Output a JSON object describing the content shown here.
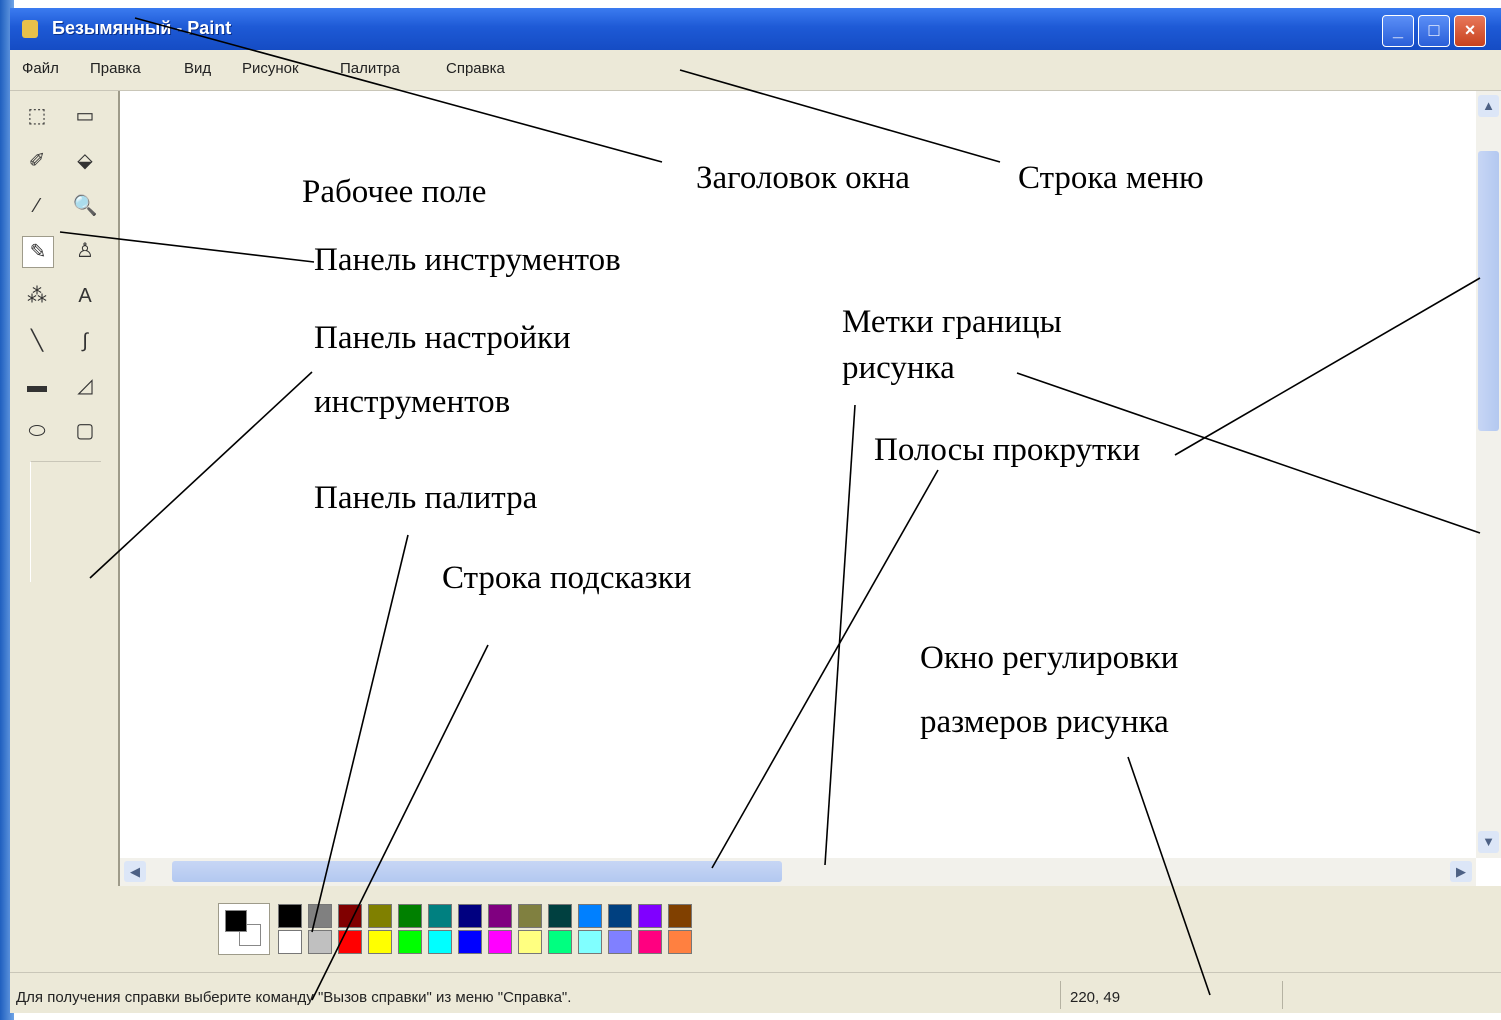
{
  "window": {
    "title": "Безымянный - Paint",
    "buttons": {
      "minimize": "_",
      "maximize": "□",
      "close": "×"
    }
  },
  "menu": {
    "items": [
      "Файл",
      "Правка",
      "Вид",
      "Рисунок",
      "Палитра",
      "Справка"
    ]
  },
  "toolbox": {
    "tools": [
      {
        "name": "free-select-tool-icon",
        "glyph": "⬚"
      },
      {
        "name": "rect-select-tool-icon",
        "glyph": "▭"
      },
      {
        "name": "eraser-tool-icon",
        "glyph": "✐"
      },
      {
        "name": "fill-tool-icon",
        "glyph": "⬙"
      },
      {
        "name": "color-picker-tool-icon",
        "glyph": "⁄"
      },
      {
        "name": "magnifier-tool-icon",
        "glyph": "🔍"
      },
      {
        "name": "pencil-tool-icon",
        "glyph": "✎"
      },
      {
        "name": "brush-tool-icon",
        "glyph": "♙"
      },
      {
        "name": "airbrush-tool-icon",
        "glyph": "⁂"
      },
      {
        "name": "text-tool-icon",
        "glyph": "A"
      },
      {
        "name": "line-tool-icon",
        "glyph": "╲"
      },
      {
        "name": "curve-tool-icon",
        "glyph": "∫"
      },
      {
        "name": "rectangle-tool-icon",
        "glyph": "▬"
      },
      {
        "name": "polygon-tool-icon",
        "glyph": "◿"
      },
      {
        "name": "ellipse-tool-icon",
        "glyph": "⬭"
      },
      {
        "name": "rounded-rect-tool-icon",
        "glyph": "▢"
      }
    ],
    "active_tool": "pencil-tool-icon"
  },
  "palette": {
    "top_row": [
      "#000000",
      "#808080",
      "#800000",
      "#808000",
      "#008000",
      "#008080",
      "#000080",
      "#800080",
      "#808040",
      "#004040",
      "#0080ff",
      "#004080",
      "#8000ff",
      "#804000"
    ],
    "bottom_row": [
      "#ffffff",
      "#c0c0c0",
      "#ff0000",
      "#ffff00",
      "#00ff00",
      "#00ffff",
      "#0000ff",
      "#ff00ff",
      "#ffff80",
      "#00ff80",
      "#80ffff",
      "#8080ff",
      "#ff0080",
      "#ff8040"
    ],
    "foreground": "#000000",
    "background": "#ffffff"
  },
  "statusbar": {
    "hint": "Для получения справки выберите команду \"Вызов справки\" из меню \"Справка\".",
    "coords": "220, 49"
  },
  "annotations": {
    "title": "Заголовок окна",
    "menu": "Строка меню",
    "workspace": "Рабочее поле",
    "toolbox": "Панель инструментов",
    "tool_settings_1": "Панель настройки",
    "tool_settings_2": "инструментов",
    "border_marks_1": "Метки границы",
    "border_marks_2": "рисунка",
    "scrollbars": "Полосы прокрутки",
    "palette": "Панель палитра",
    "hint_line": "Строка подсказки",
    "resize_1": "Окно регулировки",
    "resize_2": "размеров рисунка"
  }
}
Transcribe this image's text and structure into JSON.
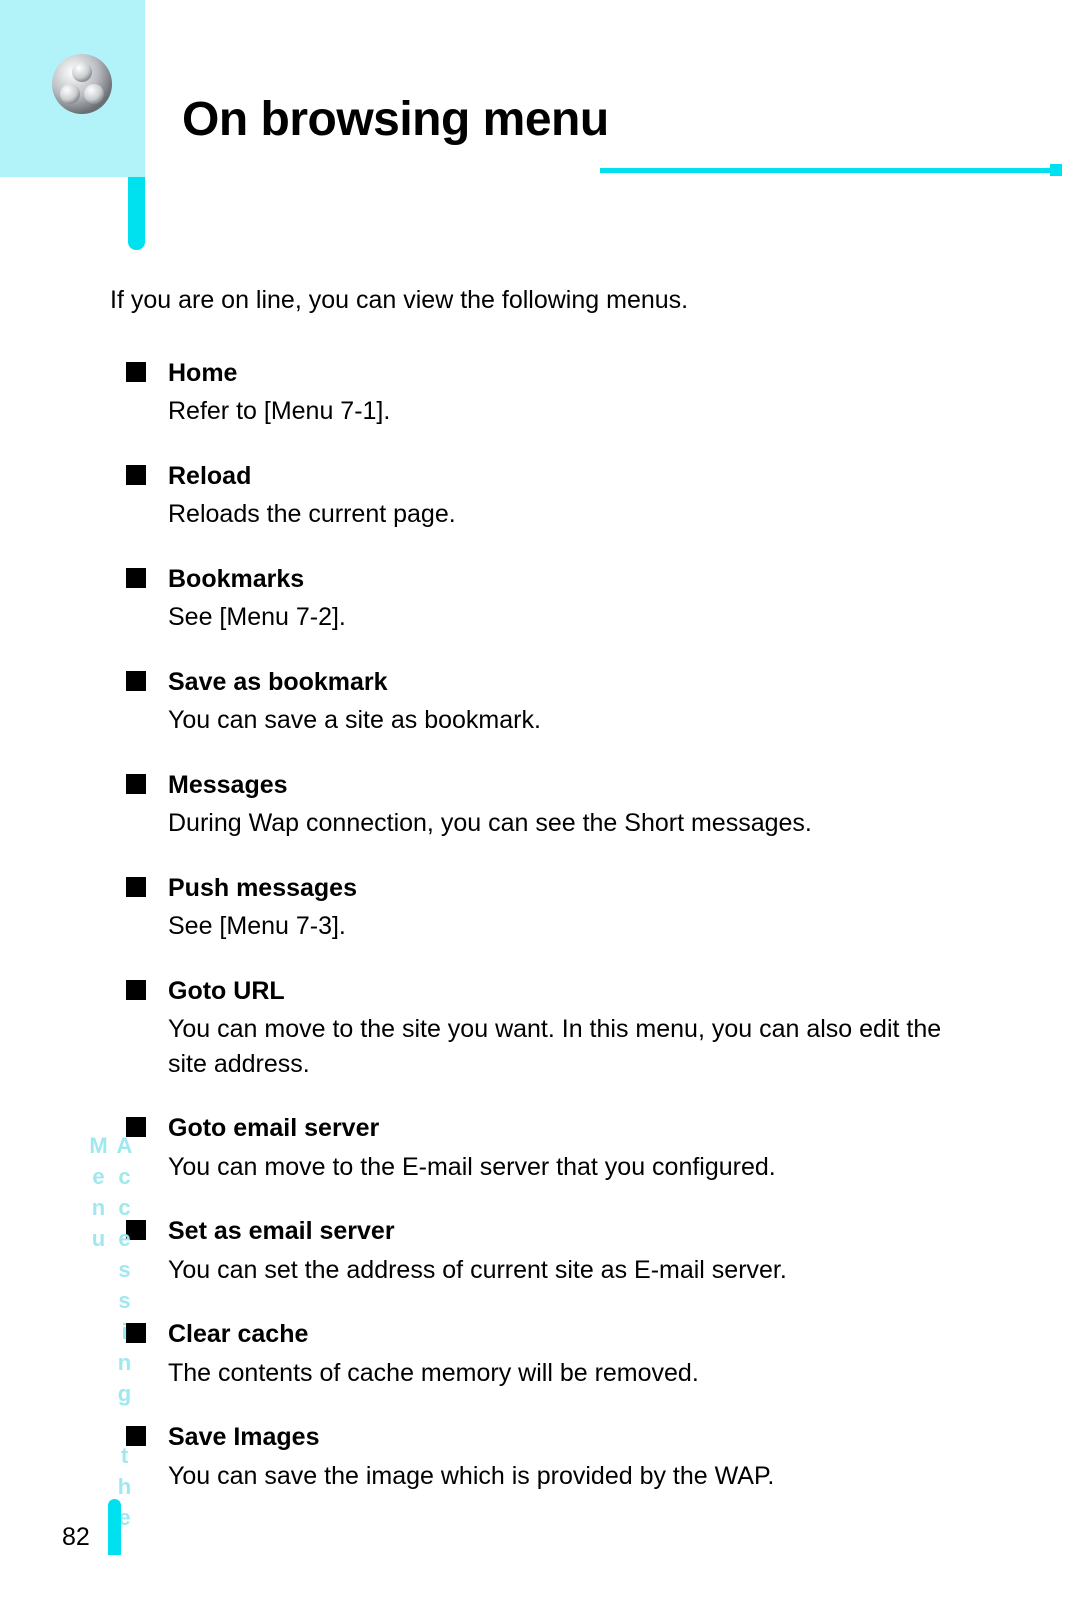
{
  "header": {
    "title": "On browsing menu"
  },
  "intro": "If you are on line, you can view the following menus.",
  "items": [
    {
      "head": "Home",
      "body": "Refer to [Menu 7-1]."
    },
    {
      "head": "Reload",
      "body": "Reloads the current page."
    },
    {
      "head": "Bookmarks",
      "body": "See [Menu 7-2]."
    },
    {
      "head": "Save as bookmark",
      "body": "You can save a site as bookmark."
    },
    {
      "head": "Messages",
      "body": "During Wap connection, you can see the Short messages."
    },
    {
      "head": "Push messages",
      "body": "See [Menu 7-3]."
    },
    {
      "head": "Goto URL",
      "body": "You can move to the site you want. In this menu, you can also edit the site address."
    },
    {
      "head": "Goto email server",
      "body": "You can move to the E-mail server that you configured."
    },
    {
      "head": "Set as email server",
      "body": "You can set the address of current site as E-mail server."
    },
    {
      "head": "Clear cache",
      "body": "The contents of cache memory will be removed."
    },
    {
      "head": "Save Images",
      "body": "You can save the image which is provided by the WAP."
    }
  ],
  "side_label": "Accessing the Menu",
  "page_number": "82"
}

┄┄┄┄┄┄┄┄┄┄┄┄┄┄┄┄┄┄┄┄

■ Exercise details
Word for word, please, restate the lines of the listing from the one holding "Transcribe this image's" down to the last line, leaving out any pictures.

■ Exercise output
Transcribe this image's text and structure into JSON.
{
  "header": {
    "title": "On browsing menu"
  },
  "intro": "If you are on line, you can view the following menus.",
  "items": [
    {
      "head": "Home",
      "body": "Refer to [Menu 7-1]."
    },
    {
      "head": "Reload",
      "body": "Reloads the current page."
    },
    {
      "head": "Bookmarks",
      "body": "See [Menu 7-2]."
    },
    {
      "head": "Save as bookmark",
      "body": "You can save a site as bookmark."
    },
    {
      "head": "Messages",
      "body": "During Wap connection, you can see the Short messages."
    },
    {
      "head": "Push messages",
      "body": "See [Menu 7-3]."
    },
    {
      "head": "Goto URL",
      "body": "You can move to the site you want. In this menu, you can also edit the site address."
    },
    {
      "head": "Goto email server",
      "body": "You can move to the E-mail server that you configured."
    },
    {
      "head": "Set as email server",
      "body": "You can set the address of current site as E-mail server."
    },
    {
      "head": "Clear cache",
      "body": "The contents of cache memory will be removed."
    },
    {
      "head": "Save Images",
      "body": "You can save the image which is provided by the WAP."
    }
  ],
  "side_label": "Accessing the Menu",
  "page_number": "82"
}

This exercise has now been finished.